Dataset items

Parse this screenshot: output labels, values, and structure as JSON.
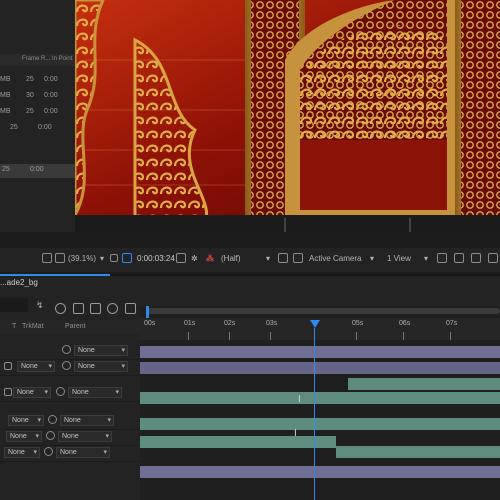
{
  "project": {
    "columns": {
      "frame_rate": "Frame R...",
      "in_point": "In Point"
    },
    "rows": [
      {
        "size": "MB",
        "frame_rate": "25",
        "in_point": "0:00"
      },
      {
        "size": "MB",
        "frame_rate": "30",
        "in_point": "0:00"
      },
      {
        "size": "MB",
        "frame_rate": "25",
        "in_point": "0:00"
      },
      {
        "size": "",
        "frame_rate": "25",
        "in_point": "0:00"
      },
      {
        "size": "",
        "frame_rate": "25",
        "in_point": "0:00"
      }
    ]
  },
  "viewer_toolbar": {
    "zoom": "(39.1%)",
    "timecode": "0:00:03:24",
    "resolution": "(Half)",
    "camera": "Active Camera",
    "view": "1 View"
  },
  "timeline": {
    "tab_name": "...ade2_bg",
    "columns": {
      "trkmat": "TrkMat",
      "parent": "Parent"
    },
    "ruler_ticks": [
      "00s",
      "01s",
      "02s",
      "03s",
      "05s",
      "06s",
      "07s"
    ],
    "current_time_marker": "3s",
    "layers": [
      {
        "mode": "",
        "parent": "None"
      },
      {
        "mode": "None",
        "parent": "None"
      },
      {
        "mode": "",
        "parent": ""
      },
      {
        "mode": "None",
        "parent": "None"
      },
      {
        "mode": "",
        "parent": ""
      },
      {
        "mode": "None",
        "parent": "None"
      },
      {
        "mode": "None",
        "parent": "None"
      },
      {
        "mode": "None",
        "parent": "None"
      }
    ]
  },
  "colors": {
    "accent": "#2d8ceb",
    "panel": "#232323",
    "track_purple": "#6f6f93",
    "track_teal": "#5f8c80",
    "gold": "#d7a03c",
    "red": "#8c1006"
  }
}
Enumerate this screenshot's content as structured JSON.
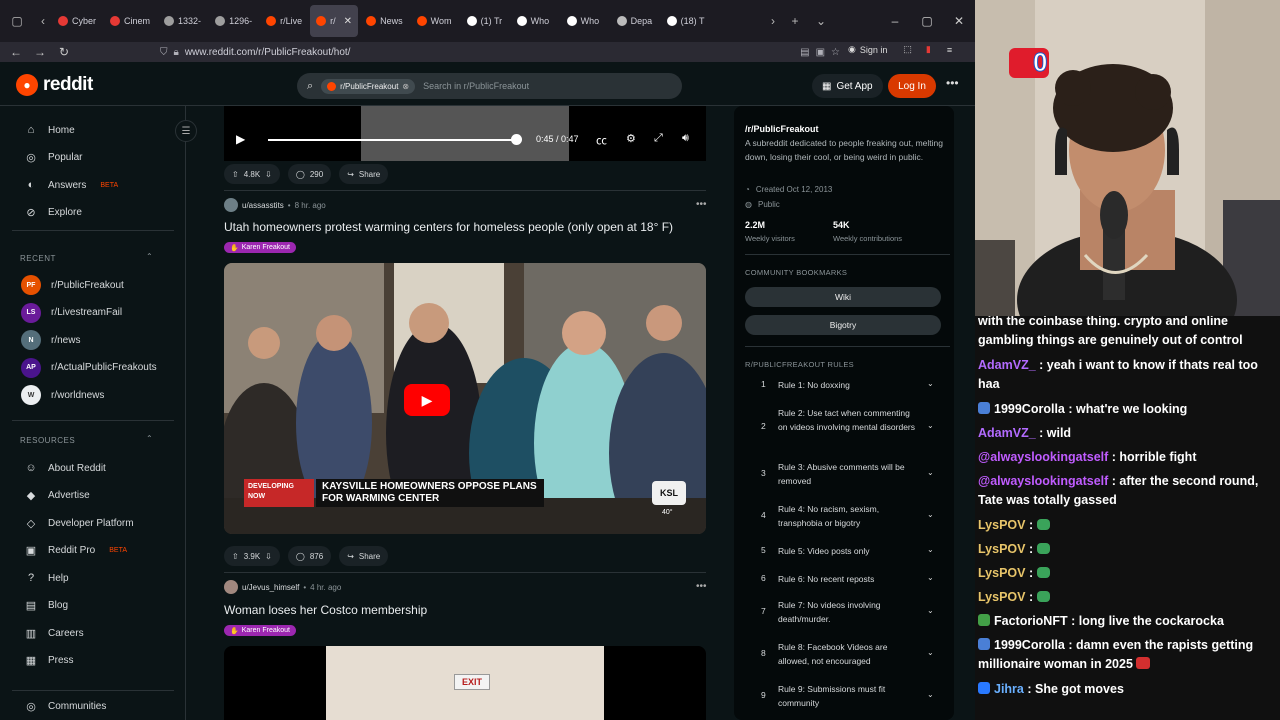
{
  "browser": {
    "tabs": [
      {
        "label": "Cyber",
        "color": "#e53935",
        "active": false
      },
      {
        "label": "Cinem",
        "color": "#e53935",
        "active": false
      },
      {
        "label": "1332-",
        "color": "#9e9e9e",
        "active": false
      },
      {
        "label": "1296-",
        "color": "#9e9e9e",
        "active": false
      },
      {
        "label": "r/Live",
        "color": "#ff4500",
        "active": false
      },
      {
        "label": "r/",
        "color": "#ff4500",
        "active": true
      },
      {
        "label": "News",
        "color": "#ff4500",
        "active": false
      },
      {
        "label": "Wom",
        "color": "#ff4500",
        "active": false
      },
      {
        "label": "(1) Tr",
        "color": "#ffffff",
        "active": false
      },
      {
        "label": "Who",
        "color": "#ffffff",
        "active": false
      },
      {
        "label": "Who",
        "color": "#ffffff",
        "active": false
      },
      {
        "label": "Depa",
        "color": "#bbbbbb",
        "active": false
      },
      {
        "label": "(18) T",
        "color": "#ffffff",
        "active": false
      }
    ],
    "url": "www.reddit.com/r/PublicFreakout/hot/",
    "sign_in": "Sign in"
  },
  "header": {
    "logo_text": "reddit",
    "search_chip": "r/PublicFreakout",
    "search_placeholder": "Search in r/PublicFreakout",
    "get_app": "Get App",
    "log_in": "Log In"
  },
  "left_nav": {
    "main": [
      {
        "label": "Home",
        "icon": "home-icon",
        "glyph": "⌂"
      },
      {
        "label": "Popular",
        "icon": "popular-icon",
        "glyph": "◎"
      },
      {
        "label": "Answers",
        "icon": "answers-icon",
        "glyph": "◐",
        "badge": "BETA"
      },
      {
        "label": "Explore",
        "icon": "explore-icon",
        "glyph": "⊘"
      }
    ],
    "recent_header": "RECENT",
    "recent": [
      {
        "label": "r/PublicFreakout",
        "color": "#e65100",
        "glyph": "PF"
      },
      {
        "label": "r/LivestreamFail",
        "color": "#6a1b9a",
        "glyph": "LS"
      },
      {
        "label": "r/news",
        "color": "#546e7a",
        "glyph": "N"
      },
      {
        "label": "r/ActualPublicFreakouts",
        "color": "#4a148c",
        "glyph": "AP"
      },
      {
        "label": "r/worldnews",
        "color": "#eceff1",
        "glyph": "W"
      }
    ],
    "resources_header": "RESOURCES",
    "resources": [
      {
        "label": "About Reddit",
        "icon": "reddit-icon",
        "glyph": "☺"
      },
      {
        "label": "Advertise",
        "icon": "megaphone-icon",
        "glyph": "◆"
      },
      {
        "label": "Developer Platform",
        "icon": "developer-icon",
        "glyph": "◇"
      },
      {
        "label": "Reddit Pro",
        "icon": "pro-icon",
        "glyph": "▣",
        "badge": "BETA"
      },
      {
        "label": "Help",
        "icon": "help-icon",
        "glyph": "?"
      },
      {
        "label": "Blog",
        "icon": "blog-icon",
        "glyph": "▤"
      },
      {
        "label": "Careers",
        "icon": "careers-icon",
        "glyph": "▥"
      },
      {
        "label": "Press",
        "icon": "press-icon",
        "glyph": "▦"
      }
    ],
    "communities": "Communities"
  },
  "feed": {
    "top_video": {
      "time": "0:45 / 0:47"
    },
    "post1_actions": {
      "votes": "4.8K",
      "comments": "290",
      "share": "Share"
    },
    "post2": {
      "user": "u/assasstits",
      "age": "8 hr. ago",
      "title": "Utah homeowners protest warming centers for homeless people (only open at 18° F)",
      "flair": "Karen Freakout",
      "banner_left": "DEVELOPING NOW",
      "banner_right": "KAYSVILLE HOMEOWNERS OPPOSE PLANS FOR WARMING CENTER",
      "station": "KSL",
      "temp": "40°",
      "votes": "3.9K",
      "comments": "876",
      "share": "Share"
    },
    "post3": {
      "user": "u/Jevus_himself",
      "age": "4 hr. ago",
      "title": "Woman loses her Costco membership",
      "flair": "Karen Freakout",
      "sign": "EXIT"
    }
  },
  "sidebar": {
    "sub_name": "/r/PublicFreakout",
    "description": "A subreddit dedicated to people freaking out, melting down, losing their cool, or being weird in public.",
    "created": "Created Oct 12, 2013",
    "visibility": "Public",
    "visitors_value": "2.2M",
    "visitors_label": "Weekly visitors",
    "contrib_value": "54K",
    "contrib_label": "Weekly contributions",
    "bookmarks_header": "COMMUNITY BOOKMARKS",
    "bookmarks": [
      "Wiki",
      "Bigotry"
    ],
    "rules_header": "R/PUBLICFREAKOUT RULES",
    "rules": [
      {
        "num": "1",
        "text": "Rule 1: No doxxing"
      },
      {
        "num": "2",
        "text": "Rule 2: Use tact when commenting on videos involving mental disorders"
      },
      {
        "num": "3",
        "text": "Rule 3: Abusive comments will be removed"
      },
      {
        "num": "4",
        "text": "Rule 4: No racism, sexism, transphobia or bigotry"
      },
      {
        "num": "5",
        "text": "Rule 5: Video posts only"
      },
      {
        "num": "6",
        "text": "Rule 6: No recent reposts"
      },
      {
        "num": "7",
        "text": "Rule 7: No videos involving death/murder."
      },
      {
        "num": "8",
        "text": "Rule 8: Facebook Videos are allowed, not encouraged"
      },
      {
        "num": "9",
        "text": "Rule 9: Submissions must fit community"
      }
    ]
  },
  "stream": {
    "overlay_count": "0",
    "chat": [
      {
        "user": "",
        "color": "#ffffff",
        "text": "with the coinbase thing. crypto and online gambling things are genuinely out of control",
        "badge": ""
      },
      {
        "user": "AdamVZ_",
        "color": "#b36bff",
        "text": "yeah i want to know if thats real too haa",
        "badge": ""
      },
      {
        "user": "1999Corolla",
        "color": "#ffffff",
        "text": "what're we looking",
        "badge": "#4a7fd6"
      },
      {
        "user": "AdamVZ_",
        "color": "#b36bff",
        "text": "wild",
        "badge": ""
      },
      {
        "user": "@alwayslookingatself",
        "color": "#c05cff",
        "text": "horrible fight",
        "badge": ""
      },
      {
        "user": "@alwayslookingatself",
        "color": "#c05cff",
        "text": "after the second round, Tate was totally gassed",
        "badge": ""
      },
      {
        "user": "LysPOV",
        "color": "#e8c56a",
        "text": "",
        "badge": "",
        "emote": "green"
      },
      {
        "user": "LysPOV",
        "color": "#e8c56a",
        "text": "",
        "badge": "",
        "emote": "green"
      },
      {
        "user": "LysPOV",
        "color": "#e8c56a",
        "text": "",
        "badge": "",
        "emote": "green"
      },
      {
        "user": "LysPOV",
        "color": "#e8c56a",
        "text": "",
        "badge": "",
        "emote": "green"
      },
      {
        "user": "FactorioNFT",
        "color": "#ffffff",
        "text": "long live the cockarocka",
        "badge": "#43a047"
      },
      {
        "user": "1999Corolla",
        "color": "#ffffff",
        "text": "damn even the rapists getting millionaire woman in 2025",
        "badge": "#4a7fd6",
        "emote": "red"
      },
      {
        "user": "Jihra",
        "color": "#6ab0ff",
        "text": "She got moves",
        "badge": "#2979ff"
      }
    ]
  }
}
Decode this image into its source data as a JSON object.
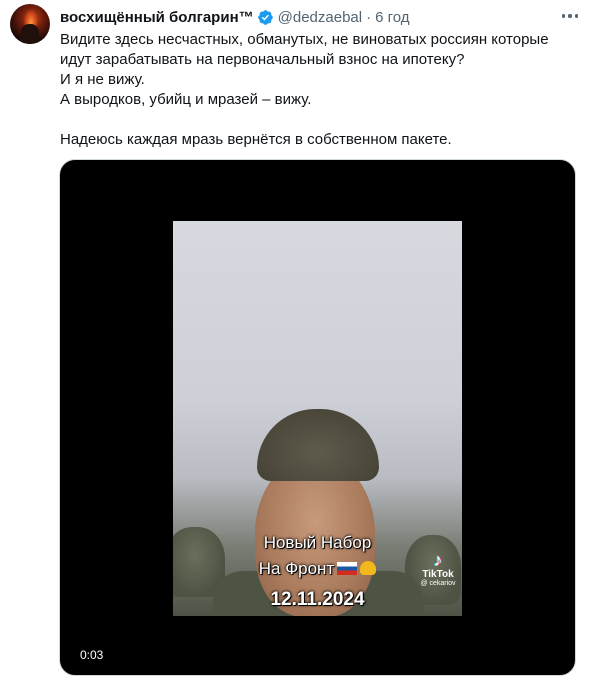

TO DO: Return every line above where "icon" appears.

ANSWER FOR THIS EXERCISE:
        "icon": "home-icon",
        "icon": "popular-icon",
        "icon": "answers-icon",
        "icon": "explore-icon",
        "icon": "reddit-icon",
        "icon": "megaphone-icon",
        "icon": "developer-icon",
        "icon": "pro-icon",
        "icon": "help-icon",
        "icon": "blog-icon",
        "icon": "careers-icon",
        "icon": "press-icon",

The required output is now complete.